In alchemy, the Ouroboros is the Mercurial tail-eater  or the encircled serpent. In Coptic, ouro means 'king,' and in Hebrew ob means 'serpent.'  Its end is also its beginning, endlessly eating its own tail.  The Ouroboros symbolizes the circular, self-contained process of alchemical work. 
Many processes use the serpent as a symbol of sublimation or fertilization. Like the dragon, the serpent can represent the philosophical mercury, too. The sublimation or fertilization continues in some processes until "the serpent has swallowed its own tail" and the chemical process ends where it began. 
Another understanding of this process is that the Ouroboros is where opposites are one. The head and tail, usually opposites, meet, and there a flow is born, "which is what the alchemists mean by the mystical or divine water... the meaningful flux of life."  This particular symbolism hints at another truth, that the two opposites are secretly one and the same because fire is put out by fire or must be cooled by its own inner fire.  "In alchemy the mercurial serpent devours itself in fire water, just as destructive emotion has to burn itself out." 

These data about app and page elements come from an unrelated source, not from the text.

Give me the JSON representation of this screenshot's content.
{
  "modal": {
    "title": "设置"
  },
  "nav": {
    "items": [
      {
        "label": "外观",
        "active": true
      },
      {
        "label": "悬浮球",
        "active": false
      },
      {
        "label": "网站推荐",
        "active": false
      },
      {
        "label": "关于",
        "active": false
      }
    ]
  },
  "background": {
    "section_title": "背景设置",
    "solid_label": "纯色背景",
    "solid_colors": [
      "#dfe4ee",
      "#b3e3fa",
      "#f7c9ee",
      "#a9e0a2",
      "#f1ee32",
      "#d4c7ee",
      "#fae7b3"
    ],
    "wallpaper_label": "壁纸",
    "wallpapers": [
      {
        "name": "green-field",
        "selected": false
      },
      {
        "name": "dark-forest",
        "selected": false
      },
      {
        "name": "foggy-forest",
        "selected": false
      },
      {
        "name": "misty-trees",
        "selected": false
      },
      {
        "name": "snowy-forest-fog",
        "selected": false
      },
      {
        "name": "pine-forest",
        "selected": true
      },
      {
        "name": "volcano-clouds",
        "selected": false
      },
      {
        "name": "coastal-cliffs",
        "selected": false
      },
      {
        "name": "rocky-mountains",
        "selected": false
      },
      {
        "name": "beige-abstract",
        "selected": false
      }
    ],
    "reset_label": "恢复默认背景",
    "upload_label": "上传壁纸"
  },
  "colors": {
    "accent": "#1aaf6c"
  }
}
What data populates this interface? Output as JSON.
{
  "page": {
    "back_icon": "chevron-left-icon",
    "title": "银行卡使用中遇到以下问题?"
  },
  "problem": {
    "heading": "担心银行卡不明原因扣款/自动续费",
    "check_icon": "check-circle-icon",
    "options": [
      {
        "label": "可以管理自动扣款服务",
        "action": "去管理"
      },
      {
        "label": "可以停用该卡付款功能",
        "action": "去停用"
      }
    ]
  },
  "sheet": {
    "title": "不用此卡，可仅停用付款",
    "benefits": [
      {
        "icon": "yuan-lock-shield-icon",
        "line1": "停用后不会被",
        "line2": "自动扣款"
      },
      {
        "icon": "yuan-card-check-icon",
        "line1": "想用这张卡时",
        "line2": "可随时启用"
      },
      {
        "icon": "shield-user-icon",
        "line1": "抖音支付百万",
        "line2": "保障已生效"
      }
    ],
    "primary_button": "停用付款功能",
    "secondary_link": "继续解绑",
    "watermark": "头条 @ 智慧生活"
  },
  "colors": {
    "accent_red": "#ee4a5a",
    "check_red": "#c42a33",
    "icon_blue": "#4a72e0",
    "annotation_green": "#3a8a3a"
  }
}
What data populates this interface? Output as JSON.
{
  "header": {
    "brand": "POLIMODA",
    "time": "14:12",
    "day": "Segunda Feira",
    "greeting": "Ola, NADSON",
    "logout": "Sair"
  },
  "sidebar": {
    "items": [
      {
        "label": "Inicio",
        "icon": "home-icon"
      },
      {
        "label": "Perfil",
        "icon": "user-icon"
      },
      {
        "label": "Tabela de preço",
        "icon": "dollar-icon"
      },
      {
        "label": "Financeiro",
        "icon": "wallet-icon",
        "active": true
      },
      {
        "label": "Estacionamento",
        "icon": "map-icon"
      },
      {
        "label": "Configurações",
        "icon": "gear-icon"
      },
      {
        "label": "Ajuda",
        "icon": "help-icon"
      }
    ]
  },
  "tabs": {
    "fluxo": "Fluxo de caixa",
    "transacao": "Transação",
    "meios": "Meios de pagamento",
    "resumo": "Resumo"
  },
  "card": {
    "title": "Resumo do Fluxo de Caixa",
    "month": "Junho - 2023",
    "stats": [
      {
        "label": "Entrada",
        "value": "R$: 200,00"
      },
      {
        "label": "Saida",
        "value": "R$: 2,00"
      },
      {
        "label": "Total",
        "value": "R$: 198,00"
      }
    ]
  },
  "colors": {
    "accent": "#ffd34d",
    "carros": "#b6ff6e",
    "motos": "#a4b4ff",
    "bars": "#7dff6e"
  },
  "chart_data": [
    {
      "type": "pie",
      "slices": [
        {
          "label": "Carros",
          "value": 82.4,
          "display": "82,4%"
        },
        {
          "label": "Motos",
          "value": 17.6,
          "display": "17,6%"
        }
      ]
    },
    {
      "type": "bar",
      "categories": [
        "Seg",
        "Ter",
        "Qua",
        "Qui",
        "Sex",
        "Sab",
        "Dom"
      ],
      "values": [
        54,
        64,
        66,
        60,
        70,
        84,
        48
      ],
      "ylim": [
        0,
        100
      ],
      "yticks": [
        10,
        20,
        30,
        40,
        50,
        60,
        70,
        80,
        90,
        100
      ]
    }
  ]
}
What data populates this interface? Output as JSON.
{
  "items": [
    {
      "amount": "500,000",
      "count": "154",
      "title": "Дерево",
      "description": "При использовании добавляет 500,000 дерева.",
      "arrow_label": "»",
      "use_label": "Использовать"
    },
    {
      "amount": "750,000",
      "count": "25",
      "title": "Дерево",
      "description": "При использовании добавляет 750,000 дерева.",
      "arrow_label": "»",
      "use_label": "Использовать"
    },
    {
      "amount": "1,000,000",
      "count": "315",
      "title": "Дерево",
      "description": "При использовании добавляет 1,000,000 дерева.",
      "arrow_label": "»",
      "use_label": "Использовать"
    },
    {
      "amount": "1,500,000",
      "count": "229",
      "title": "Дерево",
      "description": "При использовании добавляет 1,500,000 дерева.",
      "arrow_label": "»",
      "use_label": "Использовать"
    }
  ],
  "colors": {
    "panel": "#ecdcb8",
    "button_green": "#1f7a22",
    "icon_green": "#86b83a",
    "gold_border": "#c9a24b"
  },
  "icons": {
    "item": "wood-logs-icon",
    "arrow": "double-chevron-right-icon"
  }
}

The Alchemical Dragon
The alchemical dragon represents the philosophical quick silver;  unlike ordinary Mercury, the philosophical quick silver is a mysterious substance of unknown origin.  From this quick silver, the living spirit can be extracted.  While the dragon does not represent this living spirit, it is the vessel in which the spirit is contained.
Some alchemical texts mention a process to identify the spirit, or the soul, of all things. The dragon is prepared from the philosopher's venom.  The Mercurius fires up the primordial dragon, giving it wings.  In a physical sense, this is the process of vaporization. The universal spirit is the blood of that dragon. 
The dragon, as a fabulous winged being, symbolizes philosophical renewal, or the initial pulverizations.  In other instances, the image of a dragon or wyvern represents the divine mercurial water and its tincturing power. 
Slaying the Alchemical Dragon
Only the act of or the product of coniunctio, the coming together of opposites, can slay the alchemical dragon, commonly written as the Mercurial dragon. 
The dragon slayer Cadmus embodies the fixing properties of sulfur.  Both the moisture and the sulfur must be removed to stop the process represented by the dragon.
- Franz 13
- Dragons and Serpents of Alchemy - The Dragon Stone. Link defunct. <http://www.polenth.com/myth/alchemy.html>
- Introduction to Alchemy
- Redgrove 1
- Redgrove 2
- Redgrove 5
- Redgrove 6
- Redgrove 7
- Redgrove 10
- Roob 38
- Roob 39
- Roob 44
- Roob 51
- Roob 58
- Roob 68
- Roob 73
- Roob 74
- Roob 128
- Roob 129
- Roob 130
- Roob 131
- Roob 132
- Roob 133
- Roob 134
- Roob 135
- Roob 136
- Roob 183
- Franz 41
- Franz 55
- Franz 69
- Franz 70
- Franz 84
- Franz 90
- Franz 116
- Franz 117
- Franz 171
- Franz 174
- Franz 192
- Franz 201
- Franz 243
- Franz 251
- Franz 253
- Origins: Culture: Sign Vs Symbol
For more information on footnotes and references, please see the bibliography.